What you have to do
Whenever a line below holds the word "this", count it once; report the total and nothing else.

--- Supplied data Enclosed Below ---

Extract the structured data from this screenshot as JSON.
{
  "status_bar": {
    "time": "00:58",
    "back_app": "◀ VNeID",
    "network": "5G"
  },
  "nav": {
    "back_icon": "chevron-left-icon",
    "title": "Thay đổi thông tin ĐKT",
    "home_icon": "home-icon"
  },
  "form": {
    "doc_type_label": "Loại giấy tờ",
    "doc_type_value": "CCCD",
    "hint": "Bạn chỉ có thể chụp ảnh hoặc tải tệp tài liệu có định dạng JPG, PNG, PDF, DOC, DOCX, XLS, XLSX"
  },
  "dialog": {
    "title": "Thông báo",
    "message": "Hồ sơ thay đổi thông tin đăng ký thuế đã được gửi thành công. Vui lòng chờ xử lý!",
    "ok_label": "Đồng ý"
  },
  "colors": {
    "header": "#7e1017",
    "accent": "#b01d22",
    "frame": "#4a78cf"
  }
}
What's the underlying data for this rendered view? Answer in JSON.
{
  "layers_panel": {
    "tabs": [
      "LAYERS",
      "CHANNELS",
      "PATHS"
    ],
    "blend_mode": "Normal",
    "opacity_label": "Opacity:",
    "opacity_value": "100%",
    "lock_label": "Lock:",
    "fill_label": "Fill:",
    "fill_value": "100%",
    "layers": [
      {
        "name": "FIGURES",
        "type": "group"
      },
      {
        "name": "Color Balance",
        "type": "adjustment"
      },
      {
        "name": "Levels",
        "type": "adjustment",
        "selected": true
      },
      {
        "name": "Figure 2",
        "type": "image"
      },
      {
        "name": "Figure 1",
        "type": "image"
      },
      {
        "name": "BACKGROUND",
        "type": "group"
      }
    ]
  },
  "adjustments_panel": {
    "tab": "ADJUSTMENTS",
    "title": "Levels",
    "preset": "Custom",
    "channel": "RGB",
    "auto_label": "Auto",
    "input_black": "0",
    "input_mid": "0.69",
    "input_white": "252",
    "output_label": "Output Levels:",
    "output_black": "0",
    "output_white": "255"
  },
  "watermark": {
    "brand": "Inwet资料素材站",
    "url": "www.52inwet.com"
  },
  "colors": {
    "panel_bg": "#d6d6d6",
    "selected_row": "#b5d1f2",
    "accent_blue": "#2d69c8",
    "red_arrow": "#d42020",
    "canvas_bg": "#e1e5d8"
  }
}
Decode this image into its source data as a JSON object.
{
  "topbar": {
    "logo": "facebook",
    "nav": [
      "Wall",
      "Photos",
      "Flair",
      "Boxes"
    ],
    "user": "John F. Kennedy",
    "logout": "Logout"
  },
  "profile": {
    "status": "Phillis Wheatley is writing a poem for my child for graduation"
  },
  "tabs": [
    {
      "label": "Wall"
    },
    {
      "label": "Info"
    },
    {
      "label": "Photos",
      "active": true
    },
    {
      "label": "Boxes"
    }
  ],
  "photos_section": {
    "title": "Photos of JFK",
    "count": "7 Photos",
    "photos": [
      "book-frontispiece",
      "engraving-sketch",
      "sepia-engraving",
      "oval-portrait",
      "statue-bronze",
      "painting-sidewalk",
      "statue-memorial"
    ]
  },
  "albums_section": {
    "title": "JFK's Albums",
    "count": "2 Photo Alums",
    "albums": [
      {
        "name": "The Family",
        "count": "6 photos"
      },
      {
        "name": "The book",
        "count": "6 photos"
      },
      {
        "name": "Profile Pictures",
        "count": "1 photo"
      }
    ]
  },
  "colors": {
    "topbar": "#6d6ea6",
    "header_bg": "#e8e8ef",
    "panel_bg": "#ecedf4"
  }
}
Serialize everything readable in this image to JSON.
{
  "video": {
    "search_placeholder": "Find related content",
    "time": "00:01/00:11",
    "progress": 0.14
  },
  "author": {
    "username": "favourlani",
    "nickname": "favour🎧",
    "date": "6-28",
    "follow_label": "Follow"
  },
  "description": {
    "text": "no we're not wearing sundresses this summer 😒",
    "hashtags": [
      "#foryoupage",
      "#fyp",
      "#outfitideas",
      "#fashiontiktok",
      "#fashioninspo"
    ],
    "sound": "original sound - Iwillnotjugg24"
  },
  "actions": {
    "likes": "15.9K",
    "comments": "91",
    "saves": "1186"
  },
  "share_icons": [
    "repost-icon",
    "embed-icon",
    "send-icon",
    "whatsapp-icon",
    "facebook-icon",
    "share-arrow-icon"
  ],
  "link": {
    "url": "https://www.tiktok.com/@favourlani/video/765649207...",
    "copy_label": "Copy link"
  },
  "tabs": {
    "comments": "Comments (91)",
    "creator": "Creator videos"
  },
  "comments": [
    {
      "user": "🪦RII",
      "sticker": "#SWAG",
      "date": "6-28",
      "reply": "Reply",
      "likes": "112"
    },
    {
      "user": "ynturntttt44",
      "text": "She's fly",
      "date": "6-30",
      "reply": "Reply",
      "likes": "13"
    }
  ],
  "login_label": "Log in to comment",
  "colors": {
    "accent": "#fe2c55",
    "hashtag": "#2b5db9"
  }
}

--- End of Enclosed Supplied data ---

Your solution
5